**EXERCISE DIRECTIONS:**
Throughout the entries below, report every line where "volume" is found.

━━━━━ DATA SUPPLIED

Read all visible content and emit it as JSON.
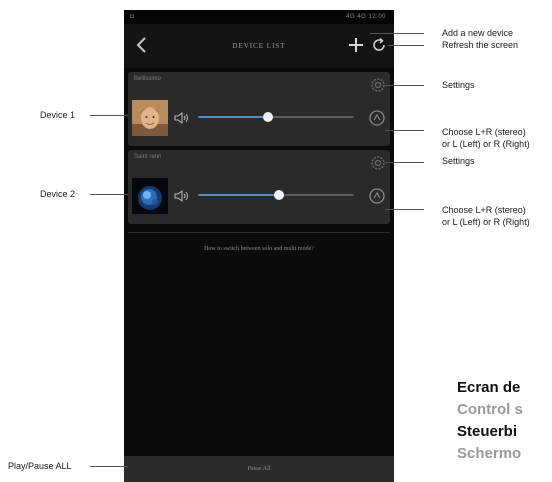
{
  "status_bar": {
    "left_indicator": "◘",
    "right_info": "4G 4G 12:00"
  },
  "header": {
    "title": "DEVICE LIST"
  },
  "devices": [
    {
      "name": "Bellissimo",
      "volume": 0.45,
      "thumbnail": "person-face-photo"
    },
    {
      "name": "Saint renn",
      "volume": 0.52,
      "thumbnail": "blue-abstract-photo"
    }
  ],
  "help_link": "How to switch between solo and multi mode?",
  "footer": {
    "pause_all": "Pause All"
  },
  "annotations": {
    "add_device": "Add a new device",
    "refresh": "Refresh the screen",
    "settings_1": "Settings",
    "device_1": "Device 1",
    "channel_1_line1": "Choose L+R (stereo)",
    "channel_1_line2": "or L (Left) or R (Right)",
    "settings_2": "Settings",
    "device_2": "Device 2",
    "channel_2_line1": "Choose L+R (stereo)",
    "channel_2_line2": "or L (Left) or R (Right)",
    "play_pause_all": "Play/Pause ALL"
  },
  "multilingual_title": [
    {
      "text": "Ecran de",
      "color": "#111111"
    },
    {
      "text": "Control s",
      "color": "#9a9a9a"
    },
    {
      "text": "Steuerbi",
      "color": "#111111"
    },
    {
      "text": "Schermo",
      "color": "#9a9a9a"
    }
  ],
  "colors": {
    "app_background": "#0b0b0b",
    "card_background": "#2a2a2a",
    "slider_accent": "#4f8ec9",
    "annotation_line": "#555555"
  },
  "icons": {
    "back": "chevron-left-icon",
    "add": "plus-icon",
    "refresh": "refresh-icon",
    "settings": "gear-icon",
    "volume": "speaker-icon",
    "channel": "channel-select-icon"
  }
}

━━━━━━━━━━

**ANSWER FOR THIS EXERCISE:**
      "volume": 0.45,
      "volume": 0.52,
    "volume": "speaker-icon",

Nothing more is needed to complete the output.